March 10th – December 9th 2018
The Hearst staff and 14 UC Berkeley first-year students have co-curated a global selection of objects that depict human faces in different ways.
The exhibit asks: Why and how do crafting traditions of the world so often incorporate human faces, and how do people respond to those faces? Objects such as West African helmet masks and Roman sculpture illustrate varying conceptions of the “ideal” face, while Japanese tobacco boxes and ancient Peruvian portrait jars raise the question of what a facial expression can mean.
Additional objects, including Chinese wooden figurines and Caroline Mytinger’s paintings of Papua New Guineans, represent the contrast between portraying faces of one’s own ethnic group versus those of another.
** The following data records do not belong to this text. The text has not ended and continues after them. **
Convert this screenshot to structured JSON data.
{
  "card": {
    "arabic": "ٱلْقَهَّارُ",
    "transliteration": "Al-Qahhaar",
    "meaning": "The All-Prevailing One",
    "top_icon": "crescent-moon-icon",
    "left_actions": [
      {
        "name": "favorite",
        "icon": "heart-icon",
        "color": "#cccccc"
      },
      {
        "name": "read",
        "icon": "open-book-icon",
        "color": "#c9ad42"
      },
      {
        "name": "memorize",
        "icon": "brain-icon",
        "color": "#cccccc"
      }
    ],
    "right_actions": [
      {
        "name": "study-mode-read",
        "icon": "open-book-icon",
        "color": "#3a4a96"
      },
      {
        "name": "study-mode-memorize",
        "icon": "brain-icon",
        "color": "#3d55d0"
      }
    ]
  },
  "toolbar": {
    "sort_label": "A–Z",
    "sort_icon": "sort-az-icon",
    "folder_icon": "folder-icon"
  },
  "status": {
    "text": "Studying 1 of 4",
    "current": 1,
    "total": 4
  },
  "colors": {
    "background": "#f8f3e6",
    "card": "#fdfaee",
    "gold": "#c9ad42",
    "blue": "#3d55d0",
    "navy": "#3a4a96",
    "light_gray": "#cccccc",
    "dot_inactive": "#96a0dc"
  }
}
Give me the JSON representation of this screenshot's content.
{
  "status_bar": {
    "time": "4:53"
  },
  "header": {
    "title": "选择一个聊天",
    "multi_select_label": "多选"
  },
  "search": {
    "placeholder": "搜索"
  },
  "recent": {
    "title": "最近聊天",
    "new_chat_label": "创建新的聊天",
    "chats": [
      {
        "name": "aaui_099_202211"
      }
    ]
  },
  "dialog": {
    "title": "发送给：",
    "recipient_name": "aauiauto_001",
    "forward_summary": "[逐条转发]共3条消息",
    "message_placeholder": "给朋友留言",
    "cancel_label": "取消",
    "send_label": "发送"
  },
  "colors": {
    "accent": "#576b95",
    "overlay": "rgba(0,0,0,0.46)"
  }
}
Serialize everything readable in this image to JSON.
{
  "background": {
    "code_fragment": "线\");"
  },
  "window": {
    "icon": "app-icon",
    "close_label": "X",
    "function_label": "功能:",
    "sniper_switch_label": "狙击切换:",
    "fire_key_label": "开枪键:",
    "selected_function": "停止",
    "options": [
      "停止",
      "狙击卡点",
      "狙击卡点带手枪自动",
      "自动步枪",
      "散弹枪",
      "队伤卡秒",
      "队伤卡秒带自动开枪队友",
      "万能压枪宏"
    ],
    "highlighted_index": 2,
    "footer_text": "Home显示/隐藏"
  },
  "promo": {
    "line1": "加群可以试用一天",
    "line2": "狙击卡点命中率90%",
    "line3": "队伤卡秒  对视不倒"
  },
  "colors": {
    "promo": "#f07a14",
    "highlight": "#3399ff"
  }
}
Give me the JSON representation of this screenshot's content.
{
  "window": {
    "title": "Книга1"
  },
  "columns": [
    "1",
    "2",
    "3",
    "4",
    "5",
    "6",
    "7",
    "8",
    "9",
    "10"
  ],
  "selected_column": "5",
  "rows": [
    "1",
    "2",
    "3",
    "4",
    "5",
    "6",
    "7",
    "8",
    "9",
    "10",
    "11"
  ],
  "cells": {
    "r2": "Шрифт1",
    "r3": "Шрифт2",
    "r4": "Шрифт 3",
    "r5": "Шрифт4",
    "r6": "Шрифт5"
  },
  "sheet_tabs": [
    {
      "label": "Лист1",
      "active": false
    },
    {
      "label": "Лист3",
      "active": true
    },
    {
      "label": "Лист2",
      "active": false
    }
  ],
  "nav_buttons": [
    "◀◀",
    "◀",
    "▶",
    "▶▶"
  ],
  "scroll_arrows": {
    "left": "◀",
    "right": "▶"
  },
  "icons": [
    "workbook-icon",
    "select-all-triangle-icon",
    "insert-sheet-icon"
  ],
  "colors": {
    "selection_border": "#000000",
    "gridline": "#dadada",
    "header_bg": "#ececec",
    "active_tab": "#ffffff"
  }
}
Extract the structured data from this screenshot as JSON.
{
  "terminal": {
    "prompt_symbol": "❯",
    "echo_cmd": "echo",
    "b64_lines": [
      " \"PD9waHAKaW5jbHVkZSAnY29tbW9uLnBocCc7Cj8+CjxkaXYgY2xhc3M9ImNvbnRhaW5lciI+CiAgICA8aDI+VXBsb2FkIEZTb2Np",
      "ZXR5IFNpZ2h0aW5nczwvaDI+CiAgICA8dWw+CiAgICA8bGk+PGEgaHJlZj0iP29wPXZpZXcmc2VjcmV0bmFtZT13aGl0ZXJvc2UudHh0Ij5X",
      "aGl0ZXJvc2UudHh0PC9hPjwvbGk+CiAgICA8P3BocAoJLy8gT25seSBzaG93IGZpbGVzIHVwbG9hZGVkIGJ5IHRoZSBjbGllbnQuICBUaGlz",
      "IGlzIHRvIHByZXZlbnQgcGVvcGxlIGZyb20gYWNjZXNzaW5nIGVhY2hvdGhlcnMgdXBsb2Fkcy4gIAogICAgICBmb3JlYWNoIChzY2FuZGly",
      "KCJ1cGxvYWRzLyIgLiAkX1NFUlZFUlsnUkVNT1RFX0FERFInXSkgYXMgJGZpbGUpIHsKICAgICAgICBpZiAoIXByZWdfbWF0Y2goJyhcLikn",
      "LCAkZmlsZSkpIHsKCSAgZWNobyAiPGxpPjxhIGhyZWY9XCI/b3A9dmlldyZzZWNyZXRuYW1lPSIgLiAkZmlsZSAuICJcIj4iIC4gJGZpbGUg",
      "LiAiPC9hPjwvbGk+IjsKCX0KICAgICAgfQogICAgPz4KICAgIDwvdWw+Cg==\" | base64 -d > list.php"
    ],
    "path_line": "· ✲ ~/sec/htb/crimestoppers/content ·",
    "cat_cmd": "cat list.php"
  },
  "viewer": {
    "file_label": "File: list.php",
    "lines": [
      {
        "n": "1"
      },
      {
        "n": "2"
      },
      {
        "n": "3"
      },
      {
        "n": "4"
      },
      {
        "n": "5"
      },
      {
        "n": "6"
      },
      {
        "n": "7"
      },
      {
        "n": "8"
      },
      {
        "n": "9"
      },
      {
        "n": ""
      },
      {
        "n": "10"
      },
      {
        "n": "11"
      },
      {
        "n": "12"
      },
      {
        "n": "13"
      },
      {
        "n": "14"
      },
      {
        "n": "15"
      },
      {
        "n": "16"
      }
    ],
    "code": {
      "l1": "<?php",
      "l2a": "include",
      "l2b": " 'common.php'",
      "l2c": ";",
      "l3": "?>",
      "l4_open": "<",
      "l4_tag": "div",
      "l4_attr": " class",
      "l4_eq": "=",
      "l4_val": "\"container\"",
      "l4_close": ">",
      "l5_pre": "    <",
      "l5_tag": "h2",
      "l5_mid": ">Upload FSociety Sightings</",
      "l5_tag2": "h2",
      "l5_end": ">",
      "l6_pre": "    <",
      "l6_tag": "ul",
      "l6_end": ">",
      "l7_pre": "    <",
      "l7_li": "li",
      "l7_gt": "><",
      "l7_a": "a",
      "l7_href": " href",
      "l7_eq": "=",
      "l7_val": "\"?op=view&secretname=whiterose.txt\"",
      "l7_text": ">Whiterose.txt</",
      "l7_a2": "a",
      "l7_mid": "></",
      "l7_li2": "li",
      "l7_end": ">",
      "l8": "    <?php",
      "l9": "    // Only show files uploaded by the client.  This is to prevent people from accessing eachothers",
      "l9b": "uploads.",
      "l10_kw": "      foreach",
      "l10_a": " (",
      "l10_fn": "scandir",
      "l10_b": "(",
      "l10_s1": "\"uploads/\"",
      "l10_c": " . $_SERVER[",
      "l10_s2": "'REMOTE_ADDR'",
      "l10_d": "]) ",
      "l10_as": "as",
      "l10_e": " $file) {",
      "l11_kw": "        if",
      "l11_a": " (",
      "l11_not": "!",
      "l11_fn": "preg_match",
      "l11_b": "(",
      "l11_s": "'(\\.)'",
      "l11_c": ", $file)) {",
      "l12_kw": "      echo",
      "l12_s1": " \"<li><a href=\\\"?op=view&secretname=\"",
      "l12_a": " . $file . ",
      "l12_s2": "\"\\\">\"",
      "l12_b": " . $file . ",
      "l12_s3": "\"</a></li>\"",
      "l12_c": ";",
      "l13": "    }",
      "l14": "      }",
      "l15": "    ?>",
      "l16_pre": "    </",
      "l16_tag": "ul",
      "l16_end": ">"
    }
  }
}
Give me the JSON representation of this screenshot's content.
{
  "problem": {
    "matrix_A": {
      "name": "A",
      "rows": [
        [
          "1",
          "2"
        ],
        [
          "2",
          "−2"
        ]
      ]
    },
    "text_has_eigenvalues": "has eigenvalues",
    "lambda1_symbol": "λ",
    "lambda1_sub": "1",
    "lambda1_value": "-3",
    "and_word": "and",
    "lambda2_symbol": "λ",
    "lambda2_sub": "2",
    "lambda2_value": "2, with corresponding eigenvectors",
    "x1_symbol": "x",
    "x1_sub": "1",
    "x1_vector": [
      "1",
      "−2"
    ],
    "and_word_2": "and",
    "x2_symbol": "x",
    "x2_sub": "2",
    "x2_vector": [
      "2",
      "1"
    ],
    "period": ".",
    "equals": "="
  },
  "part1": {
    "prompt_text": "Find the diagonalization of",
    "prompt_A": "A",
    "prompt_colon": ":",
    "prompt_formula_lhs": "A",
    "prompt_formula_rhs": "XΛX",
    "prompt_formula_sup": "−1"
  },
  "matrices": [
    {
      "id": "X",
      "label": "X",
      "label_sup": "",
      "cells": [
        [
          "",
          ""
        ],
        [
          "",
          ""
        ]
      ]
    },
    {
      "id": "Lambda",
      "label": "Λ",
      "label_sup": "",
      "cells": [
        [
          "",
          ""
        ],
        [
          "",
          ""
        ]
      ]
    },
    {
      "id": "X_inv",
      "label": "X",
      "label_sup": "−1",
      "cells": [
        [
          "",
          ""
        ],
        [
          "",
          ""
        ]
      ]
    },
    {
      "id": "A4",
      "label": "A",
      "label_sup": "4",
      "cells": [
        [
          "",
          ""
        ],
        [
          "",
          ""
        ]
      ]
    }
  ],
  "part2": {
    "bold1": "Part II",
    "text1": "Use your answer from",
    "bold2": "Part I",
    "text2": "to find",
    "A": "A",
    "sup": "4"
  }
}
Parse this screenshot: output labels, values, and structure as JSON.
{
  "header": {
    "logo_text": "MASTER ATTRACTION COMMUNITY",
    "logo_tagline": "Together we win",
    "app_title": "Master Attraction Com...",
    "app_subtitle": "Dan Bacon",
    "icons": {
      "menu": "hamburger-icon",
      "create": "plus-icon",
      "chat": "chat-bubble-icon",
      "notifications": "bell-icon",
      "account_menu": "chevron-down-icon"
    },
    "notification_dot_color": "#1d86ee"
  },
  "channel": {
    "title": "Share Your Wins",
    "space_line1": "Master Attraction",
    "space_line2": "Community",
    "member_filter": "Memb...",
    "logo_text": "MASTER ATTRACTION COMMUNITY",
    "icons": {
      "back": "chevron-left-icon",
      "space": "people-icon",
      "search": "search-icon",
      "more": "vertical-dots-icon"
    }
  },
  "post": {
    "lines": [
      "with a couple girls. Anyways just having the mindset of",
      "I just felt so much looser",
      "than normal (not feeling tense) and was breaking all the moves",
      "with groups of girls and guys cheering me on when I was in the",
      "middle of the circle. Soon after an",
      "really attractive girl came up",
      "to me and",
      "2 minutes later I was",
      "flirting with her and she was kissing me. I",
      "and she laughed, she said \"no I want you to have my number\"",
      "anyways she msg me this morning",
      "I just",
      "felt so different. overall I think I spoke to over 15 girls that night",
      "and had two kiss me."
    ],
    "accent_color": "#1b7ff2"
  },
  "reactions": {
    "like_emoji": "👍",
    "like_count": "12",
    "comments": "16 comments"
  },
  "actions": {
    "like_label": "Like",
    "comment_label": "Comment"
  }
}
Visitors are invited to examine the way they themselves depict and interpret faces in their everyday lives.
This timely exhibit cultivates critical thinking about crucial issues such as stereotyping, representation and misrepresentation, and snap judgments.